Committee on Aboriginal Water Interests meeting begins

A meeting of the National Committee on Aboriginal Water Interests is being held in Hobart from 21-23 March, with members travelling from across the country to attend.

The Committee’s role is to advise Water Ministers across Australia on Aboriginal freshwater Interests as well as identifying priority national Aboriginal water reform directions to support greater inclusion of Aboriginal people’s interests in freshwater for cultural and economic outcomes.

Department of Natural Resources and Environment Tasmania (NRE Tas) Acting Secretary Jason Jacobi said NRE Tas is proud to be hosting the committee in conjunction with the Australian Government in Tasmania.
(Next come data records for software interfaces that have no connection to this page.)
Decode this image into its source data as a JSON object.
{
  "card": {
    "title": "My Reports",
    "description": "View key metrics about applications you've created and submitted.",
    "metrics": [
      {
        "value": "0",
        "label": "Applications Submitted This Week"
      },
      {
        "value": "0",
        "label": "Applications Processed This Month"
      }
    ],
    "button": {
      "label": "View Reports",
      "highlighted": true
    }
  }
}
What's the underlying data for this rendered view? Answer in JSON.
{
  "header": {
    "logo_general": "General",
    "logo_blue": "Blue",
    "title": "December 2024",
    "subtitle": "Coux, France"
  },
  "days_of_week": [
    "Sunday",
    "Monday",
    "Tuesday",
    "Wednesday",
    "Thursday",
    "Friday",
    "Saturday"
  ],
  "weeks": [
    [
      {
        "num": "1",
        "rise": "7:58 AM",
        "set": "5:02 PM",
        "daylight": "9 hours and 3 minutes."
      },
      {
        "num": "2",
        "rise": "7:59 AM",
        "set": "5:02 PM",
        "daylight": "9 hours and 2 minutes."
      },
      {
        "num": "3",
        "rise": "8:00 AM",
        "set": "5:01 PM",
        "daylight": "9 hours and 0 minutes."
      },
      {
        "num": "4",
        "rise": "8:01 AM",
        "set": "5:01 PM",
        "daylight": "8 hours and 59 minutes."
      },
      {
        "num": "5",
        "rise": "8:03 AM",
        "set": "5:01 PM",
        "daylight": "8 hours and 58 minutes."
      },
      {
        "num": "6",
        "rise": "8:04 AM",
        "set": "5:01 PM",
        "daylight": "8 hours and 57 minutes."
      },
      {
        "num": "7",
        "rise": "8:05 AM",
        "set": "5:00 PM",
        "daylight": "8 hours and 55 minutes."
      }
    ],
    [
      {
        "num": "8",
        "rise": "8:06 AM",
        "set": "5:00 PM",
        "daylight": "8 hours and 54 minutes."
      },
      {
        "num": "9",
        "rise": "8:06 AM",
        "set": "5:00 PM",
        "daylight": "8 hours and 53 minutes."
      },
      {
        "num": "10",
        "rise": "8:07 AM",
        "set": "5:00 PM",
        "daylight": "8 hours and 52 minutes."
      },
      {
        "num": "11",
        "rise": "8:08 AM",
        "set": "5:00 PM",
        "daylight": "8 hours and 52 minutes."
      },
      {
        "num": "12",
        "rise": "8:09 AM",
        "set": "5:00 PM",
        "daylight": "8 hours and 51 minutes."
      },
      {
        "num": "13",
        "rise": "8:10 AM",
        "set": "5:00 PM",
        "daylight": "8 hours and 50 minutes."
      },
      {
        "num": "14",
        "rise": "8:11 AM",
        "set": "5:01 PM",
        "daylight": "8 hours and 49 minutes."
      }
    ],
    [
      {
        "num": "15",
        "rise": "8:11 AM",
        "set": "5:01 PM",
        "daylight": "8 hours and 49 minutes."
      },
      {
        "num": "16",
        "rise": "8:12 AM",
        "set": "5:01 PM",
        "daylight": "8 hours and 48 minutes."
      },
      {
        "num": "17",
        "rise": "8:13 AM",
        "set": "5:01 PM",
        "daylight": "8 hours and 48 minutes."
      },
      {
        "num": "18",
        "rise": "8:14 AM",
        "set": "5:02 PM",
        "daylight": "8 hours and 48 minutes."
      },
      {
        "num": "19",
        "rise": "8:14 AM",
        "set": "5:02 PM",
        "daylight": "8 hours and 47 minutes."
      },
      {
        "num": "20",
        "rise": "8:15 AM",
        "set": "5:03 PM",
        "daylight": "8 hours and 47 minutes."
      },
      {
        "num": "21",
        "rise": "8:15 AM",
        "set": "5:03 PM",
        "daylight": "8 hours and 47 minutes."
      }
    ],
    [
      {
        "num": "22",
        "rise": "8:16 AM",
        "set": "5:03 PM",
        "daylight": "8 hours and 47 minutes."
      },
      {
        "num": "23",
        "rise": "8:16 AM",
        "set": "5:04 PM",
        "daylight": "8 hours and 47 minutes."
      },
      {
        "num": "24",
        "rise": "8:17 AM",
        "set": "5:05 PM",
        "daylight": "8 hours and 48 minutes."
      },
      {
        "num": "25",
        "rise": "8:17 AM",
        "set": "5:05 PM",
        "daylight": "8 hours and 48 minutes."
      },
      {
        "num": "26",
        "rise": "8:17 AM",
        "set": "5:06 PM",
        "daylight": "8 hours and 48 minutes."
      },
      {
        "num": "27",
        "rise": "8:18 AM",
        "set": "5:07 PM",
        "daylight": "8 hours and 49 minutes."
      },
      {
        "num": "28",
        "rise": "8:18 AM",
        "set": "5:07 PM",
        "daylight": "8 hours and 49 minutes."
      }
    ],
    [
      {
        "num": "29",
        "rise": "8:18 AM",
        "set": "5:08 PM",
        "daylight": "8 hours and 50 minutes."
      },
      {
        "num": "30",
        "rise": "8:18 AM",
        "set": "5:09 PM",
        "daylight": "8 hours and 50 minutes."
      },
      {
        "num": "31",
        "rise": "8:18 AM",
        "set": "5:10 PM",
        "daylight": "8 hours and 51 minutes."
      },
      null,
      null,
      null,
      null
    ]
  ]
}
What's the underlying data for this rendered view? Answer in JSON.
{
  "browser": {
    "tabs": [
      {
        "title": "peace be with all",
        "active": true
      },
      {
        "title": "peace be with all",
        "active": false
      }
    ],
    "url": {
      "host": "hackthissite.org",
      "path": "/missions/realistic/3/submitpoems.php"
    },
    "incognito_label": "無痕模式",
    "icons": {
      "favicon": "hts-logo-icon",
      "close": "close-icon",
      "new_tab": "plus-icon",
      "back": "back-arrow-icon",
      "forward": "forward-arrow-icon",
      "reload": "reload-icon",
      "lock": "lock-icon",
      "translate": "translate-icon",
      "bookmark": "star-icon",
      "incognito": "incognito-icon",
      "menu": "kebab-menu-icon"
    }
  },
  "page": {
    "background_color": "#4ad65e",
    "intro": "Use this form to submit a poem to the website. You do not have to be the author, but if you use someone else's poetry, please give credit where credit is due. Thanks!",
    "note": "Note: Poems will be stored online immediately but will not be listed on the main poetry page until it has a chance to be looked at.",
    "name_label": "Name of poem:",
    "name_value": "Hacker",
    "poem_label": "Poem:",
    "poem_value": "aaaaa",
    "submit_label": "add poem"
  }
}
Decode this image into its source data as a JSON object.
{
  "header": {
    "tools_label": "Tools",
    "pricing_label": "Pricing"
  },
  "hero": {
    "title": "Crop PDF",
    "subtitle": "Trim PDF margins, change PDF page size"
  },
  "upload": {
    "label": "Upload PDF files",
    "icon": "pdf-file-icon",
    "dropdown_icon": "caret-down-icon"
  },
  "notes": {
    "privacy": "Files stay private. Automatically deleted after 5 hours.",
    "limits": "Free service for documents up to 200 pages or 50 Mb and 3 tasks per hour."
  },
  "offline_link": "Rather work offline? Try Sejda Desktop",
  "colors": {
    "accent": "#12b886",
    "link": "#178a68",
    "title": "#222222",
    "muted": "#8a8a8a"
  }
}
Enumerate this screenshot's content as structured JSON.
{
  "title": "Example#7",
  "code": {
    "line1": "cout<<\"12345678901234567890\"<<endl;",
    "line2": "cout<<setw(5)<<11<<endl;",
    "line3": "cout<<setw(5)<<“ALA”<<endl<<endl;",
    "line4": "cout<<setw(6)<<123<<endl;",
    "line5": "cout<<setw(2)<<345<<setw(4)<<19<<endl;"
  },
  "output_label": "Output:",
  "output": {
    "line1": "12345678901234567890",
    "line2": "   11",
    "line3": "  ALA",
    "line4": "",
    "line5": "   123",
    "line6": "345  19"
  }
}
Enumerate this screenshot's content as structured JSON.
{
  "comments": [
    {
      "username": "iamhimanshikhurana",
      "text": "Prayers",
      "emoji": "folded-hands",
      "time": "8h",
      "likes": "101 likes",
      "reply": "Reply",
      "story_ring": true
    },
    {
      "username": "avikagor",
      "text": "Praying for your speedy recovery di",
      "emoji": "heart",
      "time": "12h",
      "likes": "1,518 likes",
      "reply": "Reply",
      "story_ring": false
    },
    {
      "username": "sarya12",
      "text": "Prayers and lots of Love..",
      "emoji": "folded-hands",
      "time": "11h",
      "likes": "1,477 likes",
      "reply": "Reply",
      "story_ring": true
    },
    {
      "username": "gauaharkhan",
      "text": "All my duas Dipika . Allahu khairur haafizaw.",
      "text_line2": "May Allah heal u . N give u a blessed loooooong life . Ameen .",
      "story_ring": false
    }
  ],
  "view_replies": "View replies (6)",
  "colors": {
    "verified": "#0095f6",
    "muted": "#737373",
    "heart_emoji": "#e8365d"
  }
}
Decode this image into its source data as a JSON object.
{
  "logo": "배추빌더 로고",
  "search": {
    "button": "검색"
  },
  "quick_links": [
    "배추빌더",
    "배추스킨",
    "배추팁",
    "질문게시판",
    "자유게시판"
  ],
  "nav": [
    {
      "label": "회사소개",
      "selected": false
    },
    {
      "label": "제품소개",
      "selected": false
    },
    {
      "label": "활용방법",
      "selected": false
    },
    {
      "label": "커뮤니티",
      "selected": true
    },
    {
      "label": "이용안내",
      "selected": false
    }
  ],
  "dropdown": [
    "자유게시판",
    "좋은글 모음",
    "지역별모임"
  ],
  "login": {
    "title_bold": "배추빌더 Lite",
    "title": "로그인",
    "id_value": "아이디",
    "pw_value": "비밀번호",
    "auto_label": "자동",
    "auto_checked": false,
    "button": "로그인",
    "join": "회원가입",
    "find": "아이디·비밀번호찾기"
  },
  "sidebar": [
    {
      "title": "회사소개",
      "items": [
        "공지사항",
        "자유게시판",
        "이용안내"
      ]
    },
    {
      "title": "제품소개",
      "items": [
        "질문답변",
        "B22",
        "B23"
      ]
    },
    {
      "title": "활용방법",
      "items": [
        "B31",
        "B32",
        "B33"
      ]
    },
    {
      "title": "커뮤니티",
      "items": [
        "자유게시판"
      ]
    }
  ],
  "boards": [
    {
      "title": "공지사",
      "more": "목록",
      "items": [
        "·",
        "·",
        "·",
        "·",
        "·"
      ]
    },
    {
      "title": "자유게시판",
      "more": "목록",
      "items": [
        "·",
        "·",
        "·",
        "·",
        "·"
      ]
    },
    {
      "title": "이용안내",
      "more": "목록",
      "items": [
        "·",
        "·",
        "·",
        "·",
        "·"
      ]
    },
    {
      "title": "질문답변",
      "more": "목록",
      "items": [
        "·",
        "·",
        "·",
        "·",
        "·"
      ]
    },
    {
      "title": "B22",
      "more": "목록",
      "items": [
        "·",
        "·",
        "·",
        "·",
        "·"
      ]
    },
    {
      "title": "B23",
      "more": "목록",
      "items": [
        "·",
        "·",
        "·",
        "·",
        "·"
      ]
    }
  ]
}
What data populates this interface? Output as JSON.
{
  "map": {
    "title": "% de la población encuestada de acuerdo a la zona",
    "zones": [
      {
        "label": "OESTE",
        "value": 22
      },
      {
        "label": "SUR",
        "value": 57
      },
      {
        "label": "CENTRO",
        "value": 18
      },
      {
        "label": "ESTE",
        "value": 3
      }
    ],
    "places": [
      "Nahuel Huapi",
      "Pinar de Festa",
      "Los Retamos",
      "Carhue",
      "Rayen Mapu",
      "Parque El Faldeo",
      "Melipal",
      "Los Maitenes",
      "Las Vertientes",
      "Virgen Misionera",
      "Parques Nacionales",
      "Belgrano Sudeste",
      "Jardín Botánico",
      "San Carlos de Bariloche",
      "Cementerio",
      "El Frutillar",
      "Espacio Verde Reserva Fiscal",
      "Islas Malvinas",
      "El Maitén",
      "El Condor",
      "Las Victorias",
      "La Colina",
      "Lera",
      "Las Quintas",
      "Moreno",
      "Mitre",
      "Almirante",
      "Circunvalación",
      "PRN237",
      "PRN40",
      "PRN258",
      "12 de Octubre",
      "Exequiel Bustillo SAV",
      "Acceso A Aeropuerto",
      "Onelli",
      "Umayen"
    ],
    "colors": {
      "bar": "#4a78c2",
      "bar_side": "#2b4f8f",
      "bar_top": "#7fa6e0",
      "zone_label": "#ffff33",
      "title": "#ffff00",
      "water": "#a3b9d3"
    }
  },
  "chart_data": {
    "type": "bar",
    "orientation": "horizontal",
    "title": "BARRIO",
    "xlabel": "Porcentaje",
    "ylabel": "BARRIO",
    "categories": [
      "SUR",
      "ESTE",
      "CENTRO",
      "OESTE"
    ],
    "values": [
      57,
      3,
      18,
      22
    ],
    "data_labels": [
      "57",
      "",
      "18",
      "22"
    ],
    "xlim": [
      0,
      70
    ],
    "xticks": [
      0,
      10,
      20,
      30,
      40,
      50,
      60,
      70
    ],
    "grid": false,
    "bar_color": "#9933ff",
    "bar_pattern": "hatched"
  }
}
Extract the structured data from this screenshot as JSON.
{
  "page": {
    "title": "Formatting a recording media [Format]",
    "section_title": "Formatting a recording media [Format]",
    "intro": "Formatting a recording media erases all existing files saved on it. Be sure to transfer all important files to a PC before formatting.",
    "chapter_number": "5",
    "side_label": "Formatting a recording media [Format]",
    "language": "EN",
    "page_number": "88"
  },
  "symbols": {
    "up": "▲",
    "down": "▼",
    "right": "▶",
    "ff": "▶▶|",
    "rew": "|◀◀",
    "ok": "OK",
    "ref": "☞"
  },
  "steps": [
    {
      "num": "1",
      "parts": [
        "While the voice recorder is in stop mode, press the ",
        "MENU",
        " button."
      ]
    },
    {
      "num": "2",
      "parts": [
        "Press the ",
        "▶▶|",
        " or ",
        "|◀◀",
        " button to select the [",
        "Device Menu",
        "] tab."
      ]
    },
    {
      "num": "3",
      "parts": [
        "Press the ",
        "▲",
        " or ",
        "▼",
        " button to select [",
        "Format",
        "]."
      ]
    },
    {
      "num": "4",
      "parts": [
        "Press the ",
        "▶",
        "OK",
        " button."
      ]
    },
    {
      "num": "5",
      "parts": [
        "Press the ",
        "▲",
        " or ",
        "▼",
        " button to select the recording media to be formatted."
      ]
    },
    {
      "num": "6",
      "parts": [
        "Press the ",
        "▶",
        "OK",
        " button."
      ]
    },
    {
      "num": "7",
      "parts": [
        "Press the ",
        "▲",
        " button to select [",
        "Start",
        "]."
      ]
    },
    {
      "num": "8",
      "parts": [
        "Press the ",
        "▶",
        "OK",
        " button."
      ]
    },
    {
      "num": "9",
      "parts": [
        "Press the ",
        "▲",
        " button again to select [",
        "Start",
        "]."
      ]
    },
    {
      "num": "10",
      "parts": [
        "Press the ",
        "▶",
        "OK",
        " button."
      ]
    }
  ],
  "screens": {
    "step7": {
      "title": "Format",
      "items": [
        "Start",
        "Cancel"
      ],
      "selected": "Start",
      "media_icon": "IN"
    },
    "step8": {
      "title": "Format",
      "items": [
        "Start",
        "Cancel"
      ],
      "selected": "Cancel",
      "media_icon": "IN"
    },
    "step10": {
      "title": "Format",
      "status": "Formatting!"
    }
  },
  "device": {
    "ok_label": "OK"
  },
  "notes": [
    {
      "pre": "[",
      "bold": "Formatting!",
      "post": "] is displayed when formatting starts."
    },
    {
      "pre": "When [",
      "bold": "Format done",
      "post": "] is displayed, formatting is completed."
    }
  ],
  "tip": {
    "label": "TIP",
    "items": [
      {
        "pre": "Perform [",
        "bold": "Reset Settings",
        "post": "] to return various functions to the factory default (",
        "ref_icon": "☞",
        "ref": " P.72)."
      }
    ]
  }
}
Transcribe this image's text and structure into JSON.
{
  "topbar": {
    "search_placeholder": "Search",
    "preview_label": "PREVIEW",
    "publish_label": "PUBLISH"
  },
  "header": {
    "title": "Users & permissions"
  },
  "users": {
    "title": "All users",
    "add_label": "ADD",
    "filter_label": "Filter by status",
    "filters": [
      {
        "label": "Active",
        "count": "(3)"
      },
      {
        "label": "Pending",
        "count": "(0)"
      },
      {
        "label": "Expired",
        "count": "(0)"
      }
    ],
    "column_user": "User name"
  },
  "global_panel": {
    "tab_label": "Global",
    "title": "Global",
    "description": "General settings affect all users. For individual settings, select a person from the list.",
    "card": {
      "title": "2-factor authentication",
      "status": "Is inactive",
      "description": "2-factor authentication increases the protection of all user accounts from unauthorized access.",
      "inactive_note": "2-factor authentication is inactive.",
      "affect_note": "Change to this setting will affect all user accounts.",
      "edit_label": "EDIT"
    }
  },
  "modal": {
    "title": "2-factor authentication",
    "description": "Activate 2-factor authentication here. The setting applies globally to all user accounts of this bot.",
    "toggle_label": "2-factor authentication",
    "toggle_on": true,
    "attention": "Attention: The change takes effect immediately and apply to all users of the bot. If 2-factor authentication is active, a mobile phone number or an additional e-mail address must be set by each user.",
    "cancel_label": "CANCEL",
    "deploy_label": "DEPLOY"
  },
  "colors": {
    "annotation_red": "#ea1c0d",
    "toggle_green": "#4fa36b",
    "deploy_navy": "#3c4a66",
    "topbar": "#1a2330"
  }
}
“NRE Tas will be presenting an overview to the Committee of what we are learning and hearing from Tasmanian Aboriginal people that is helping the Department to build a picture of what freshwater means to them,” Mr Jacobi said.

“Putting Tasmanian Aboriginal people at the heart of managing land and sea Country is a strategic priority for the Department.

“Additionally, participating in the National policy initiatives and ensuring that Tasmanian Aboriginal people have the opportunity to engage in water planning in Tasmania is a priority in the Tasmanian Government’s Rural Water Use Strategy.” 

The Rural Water Use Strategy is modernising Tasmania’s policy framework for managing our water resources for rural users, communities, and the environment over the next decade and towards 2050.

“NRE Tas welcomes the committee to Tasmania and is looking forward to the opportunity to build relationships and learn about the committee’s work priorities for 2023,” Mr Jacobi said.

Chair of the Committee on Aboriginal Water Interests, Rene Woods, said restoring access, ownership and decision-making about water to Aboriginal and Torres Strait Islander peoples was a national issue.

“It’s great for the Committee to be on Country walking with Aboriginal and Torres Strait Islander peoples to hear first hand the experiences, challenges and opportunities the Mobs are facing in different states and territories – like Tasmania,” Mr Woods said.

“It’s critical that Aboriginal and Torres Strait Islander peoples are included in developing the strategies, plans, legislation and decision making that guide management of our most precious resource – freshwater.”

The event also coincides with World Water Day, on Wednesday 22 March, which is an international day focusing on accelerating change to raise awareness and help solve the issue of people living without access to safe and clean water in parts of the world.